→ Exercise
Wherever "artisan" turns up in the entries, copy out the line that holds it.
**** Source records
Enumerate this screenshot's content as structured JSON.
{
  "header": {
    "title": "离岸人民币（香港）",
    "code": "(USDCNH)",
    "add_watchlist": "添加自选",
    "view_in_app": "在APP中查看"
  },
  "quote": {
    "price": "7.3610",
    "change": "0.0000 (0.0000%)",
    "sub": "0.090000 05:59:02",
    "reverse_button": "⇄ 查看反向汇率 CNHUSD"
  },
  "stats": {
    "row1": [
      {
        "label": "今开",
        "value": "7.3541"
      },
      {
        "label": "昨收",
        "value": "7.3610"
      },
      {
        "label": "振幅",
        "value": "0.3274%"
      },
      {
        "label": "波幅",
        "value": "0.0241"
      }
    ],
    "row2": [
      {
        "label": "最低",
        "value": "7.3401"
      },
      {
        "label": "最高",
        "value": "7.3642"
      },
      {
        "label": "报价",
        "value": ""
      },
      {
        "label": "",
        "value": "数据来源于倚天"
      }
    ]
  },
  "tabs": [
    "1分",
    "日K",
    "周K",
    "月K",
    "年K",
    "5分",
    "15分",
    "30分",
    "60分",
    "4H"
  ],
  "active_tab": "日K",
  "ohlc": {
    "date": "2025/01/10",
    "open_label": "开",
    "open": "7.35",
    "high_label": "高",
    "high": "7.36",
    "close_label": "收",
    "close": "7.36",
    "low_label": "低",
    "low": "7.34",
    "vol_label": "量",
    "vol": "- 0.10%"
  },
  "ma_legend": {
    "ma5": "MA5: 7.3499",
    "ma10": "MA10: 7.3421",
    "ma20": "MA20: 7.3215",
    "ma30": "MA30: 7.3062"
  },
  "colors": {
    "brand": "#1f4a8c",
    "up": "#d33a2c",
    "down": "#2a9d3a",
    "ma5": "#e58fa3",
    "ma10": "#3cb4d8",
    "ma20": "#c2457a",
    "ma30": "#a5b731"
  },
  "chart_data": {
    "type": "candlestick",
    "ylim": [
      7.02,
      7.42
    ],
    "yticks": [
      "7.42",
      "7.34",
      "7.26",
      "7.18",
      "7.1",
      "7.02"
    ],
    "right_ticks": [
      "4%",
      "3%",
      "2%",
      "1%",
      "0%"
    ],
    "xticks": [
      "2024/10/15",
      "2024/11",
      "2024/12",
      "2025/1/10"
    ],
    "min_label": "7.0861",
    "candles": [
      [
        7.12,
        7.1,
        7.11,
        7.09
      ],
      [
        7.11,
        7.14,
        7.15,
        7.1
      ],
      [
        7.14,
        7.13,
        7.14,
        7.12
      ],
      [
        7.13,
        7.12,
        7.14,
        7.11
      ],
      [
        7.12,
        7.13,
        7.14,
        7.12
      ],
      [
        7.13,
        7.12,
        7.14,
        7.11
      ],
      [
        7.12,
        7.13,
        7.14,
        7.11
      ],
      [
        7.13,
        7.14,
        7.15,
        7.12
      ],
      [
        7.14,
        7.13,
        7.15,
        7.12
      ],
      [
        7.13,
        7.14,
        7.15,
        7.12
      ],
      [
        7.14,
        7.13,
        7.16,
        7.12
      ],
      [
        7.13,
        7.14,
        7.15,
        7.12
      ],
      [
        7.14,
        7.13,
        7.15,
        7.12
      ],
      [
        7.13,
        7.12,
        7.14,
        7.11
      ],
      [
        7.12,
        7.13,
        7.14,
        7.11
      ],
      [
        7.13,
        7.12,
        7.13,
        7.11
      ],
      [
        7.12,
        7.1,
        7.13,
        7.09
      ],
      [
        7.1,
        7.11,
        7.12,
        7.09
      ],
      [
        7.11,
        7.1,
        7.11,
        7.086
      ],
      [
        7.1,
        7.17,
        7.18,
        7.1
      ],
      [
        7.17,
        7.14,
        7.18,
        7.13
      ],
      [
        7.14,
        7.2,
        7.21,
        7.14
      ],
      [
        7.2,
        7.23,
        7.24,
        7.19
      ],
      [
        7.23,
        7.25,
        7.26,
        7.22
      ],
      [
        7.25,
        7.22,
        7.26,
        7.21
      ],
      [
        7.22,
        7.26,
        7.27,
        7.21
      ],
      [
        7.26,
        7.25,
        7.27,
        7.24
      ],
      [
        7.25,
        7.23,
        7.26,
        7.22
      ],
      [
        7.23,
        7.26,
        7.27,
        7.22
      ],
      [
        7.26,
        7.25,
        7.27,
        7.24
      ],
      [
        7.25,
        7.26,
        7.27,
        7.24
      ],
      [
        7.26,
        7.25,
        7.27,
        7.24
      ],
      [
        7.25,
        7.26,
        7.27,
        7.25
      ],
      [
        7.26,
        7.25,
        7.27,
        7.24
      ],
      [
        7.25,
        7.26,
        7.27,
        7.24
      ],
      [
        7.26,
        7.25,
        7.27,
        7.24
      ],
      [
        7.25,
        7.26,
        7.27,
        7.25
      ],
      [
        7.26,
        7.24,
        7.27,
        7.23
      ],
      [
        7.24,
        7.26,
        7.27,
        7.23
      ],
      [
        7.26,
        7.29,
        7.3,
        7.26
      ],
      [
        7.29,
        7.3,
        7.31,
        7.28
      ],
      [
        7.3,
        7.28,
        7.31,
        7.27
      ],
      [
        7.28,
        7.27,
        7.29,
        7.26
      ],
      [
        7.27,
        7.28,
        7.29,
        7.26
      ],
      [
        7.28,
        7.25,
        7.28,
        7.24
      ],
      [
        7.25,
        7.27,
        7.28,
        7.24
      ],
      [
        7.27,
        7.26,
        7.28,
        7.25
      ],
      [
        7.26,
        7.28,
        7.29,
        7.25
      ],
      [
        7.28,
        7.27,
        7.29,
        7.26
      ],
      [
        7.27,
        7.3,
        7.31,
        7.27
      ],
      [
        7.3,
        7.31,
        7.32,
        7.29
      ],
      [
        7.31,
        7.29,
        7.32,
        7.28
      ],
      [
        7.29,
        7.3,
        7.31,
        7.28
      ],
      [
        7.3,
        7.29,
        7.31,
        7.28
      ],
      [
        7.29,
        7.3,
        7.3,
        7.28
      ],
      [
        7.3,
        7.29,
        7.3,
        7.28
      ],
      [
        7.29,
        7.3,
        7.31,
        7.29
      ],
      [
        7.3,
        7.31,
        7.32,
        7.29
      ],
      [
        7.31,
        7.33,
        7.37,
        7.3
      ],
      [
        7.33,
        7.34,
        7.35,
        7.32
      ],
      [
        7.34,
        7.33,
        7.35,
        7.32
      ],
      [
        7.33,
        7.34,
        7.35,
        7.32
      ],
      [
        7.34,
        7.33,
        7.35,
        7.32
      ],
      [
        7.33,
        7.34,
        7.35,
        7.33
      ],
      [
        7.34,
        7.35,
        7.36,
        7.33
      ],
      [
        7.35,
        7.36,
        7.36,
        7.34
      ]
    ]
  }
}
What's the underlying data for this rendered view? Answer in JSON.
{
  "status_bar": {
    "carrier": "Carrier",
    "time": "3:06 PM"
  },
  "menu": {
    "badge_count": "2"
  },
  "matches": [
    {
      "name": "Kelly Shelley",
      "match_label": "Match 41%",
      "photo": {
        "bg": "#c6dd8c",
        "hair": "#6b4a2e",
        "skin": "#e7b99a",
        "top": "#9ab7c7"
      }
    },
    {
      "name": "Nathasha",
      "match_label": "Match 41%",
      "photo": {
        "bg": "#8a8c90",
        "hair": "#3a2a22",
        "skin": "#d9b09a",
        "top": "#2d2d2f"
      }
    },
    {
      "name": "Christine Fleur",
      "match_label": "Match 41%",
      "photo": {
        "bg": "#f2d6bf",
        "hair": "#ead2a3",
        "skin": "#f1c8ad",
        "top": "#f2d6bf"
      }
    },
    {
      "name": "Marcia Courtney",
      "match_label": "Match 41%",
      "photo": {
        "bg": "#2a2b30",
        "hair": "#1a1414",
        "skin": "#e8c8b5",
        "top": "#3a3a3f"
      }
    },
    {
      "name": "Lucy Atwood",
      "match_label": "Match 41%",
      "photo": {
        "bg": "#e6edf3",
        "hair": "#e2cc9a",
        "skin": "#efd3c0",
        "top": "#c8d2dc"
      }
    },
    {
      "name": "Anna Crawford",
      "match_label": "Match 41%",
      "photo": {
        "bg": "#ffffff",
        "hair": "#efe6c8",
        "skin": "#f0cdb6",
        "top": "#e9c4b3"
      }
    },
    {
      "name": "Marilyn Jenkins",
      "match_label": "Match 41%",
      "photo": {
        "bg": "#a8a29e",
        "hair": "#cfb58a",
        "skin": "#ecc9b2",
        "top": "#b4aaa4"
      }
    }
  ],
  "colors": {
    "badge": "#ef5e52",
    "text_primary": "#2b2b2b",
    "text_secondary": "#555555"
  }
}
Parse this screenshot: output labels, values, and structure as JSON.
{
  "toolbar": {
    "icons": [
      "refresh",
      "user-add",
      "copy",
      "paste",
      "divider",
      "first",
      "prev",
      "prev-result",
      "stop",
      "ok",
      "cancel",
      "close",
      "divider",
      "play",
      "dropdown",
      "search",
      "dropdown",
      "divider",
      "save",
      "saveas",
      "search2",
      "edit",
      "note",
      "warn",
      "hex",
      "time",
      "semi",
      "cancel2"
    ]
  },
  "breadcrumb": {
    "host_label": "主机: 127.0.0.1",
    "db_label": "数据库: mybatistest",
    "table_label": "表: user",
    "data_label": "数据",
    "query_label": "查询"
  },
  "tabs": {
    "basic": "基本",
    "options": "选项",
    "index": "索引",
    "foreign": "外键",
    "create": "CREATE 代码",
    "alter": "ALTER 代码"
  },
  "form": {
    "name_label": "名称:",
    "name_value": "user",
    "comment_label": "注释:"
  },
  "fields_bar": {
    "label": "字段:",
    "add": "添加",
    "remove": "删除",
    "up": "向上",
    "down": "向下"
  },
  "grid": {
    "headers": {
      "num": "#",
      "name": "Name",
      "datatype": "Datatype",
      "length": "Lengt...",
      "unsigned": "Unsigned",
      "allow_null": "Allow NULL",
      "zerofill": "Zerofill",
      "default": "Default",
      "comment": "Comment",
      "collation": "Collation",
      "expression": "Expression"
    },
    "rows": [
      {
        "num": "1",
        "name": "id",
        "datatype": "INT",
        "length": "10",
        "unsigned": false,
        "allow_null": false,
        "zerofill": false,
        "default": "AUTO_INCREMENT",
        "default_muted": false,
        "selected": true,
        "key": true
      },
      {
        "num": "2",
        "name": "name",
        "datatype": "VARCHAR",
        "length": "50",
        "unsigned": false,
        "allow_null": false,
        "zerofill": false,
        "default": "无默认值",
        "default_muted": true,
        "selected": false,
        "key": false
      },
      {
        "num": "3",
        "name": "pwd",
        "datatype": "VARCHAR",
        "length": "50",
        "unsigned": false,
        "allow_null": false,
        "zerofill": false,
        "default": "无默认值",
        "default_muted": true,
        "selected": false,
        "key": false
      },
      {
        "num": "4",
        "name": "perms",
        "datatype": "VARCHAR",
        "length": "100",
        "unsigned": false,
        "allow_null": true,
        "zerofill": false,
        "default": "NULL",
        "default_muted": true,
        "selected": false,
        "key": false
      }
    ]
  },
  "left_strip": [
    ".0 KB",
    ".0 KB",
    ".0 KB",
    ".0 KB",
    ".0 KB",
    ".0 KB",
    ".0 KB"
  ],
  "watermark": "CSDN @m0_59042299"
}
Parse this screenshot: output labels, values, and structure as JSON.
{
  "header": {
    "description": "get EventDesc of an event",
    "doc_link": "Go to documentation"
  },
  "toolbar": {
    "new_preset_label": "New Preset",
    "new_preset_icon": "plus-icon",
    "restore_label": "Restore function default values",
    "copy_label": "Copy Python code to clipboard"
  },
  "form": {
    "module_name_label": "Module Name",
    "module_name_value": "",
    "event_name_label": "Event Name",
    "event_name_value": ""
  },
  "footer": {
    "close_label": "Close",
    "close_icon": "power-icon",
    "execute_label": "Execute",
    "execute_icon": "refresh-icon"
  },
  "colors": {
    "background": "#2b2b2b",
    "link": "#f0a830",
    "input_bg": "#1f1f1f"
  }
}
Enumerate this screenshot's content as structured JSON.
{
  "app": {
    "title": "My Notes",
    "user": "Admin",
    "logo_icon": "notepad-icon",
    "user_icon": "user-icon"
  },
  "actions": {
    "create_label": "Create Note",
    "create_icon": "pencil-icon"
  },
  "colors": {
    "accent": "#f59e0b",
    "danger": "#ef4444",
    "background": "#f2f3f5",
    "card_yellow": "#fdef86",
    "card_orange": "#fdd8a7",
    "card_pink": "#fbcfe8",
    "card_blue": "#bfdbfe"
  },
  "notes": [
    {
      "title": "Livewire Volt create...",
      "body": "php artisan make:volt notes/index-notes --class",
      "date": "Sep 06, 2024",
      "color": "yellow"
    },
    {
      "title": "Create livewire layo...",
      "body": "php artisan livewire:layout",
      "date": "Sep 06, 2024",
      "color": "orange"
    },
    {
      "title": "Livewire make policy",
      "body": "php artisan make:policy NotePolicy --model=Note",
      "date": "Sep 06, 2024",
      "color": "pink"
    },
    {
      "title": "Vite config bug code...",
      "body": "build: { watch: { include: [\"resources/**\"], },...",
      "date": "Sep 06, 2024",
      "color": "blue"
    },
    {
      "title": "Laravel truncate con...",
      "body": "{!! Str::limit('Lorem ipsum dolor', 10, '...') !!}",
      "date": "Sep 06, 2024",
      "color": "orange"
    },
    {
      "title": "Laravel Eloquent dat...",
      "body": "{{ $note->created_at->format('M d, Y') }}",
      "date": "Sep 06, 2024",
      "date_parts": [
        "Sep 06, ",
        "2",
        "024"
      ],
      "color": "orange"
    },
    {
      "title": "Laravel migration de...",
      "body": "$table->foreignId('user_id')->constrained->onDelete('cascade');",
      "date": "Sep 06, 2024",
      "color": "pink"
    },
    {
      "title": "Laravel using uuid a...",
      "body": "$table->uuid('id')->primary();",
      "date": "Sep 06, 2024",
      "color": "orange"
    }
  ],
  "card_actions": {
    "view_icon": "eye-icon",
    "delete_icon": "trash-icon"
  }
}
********
→ Exercise response
      "body": "php artisan make:volt notes/index-notes --class",
      "body": "php artisan livewire:layout",
      "body": "php artisan make:policy NotePolicy --model=Note",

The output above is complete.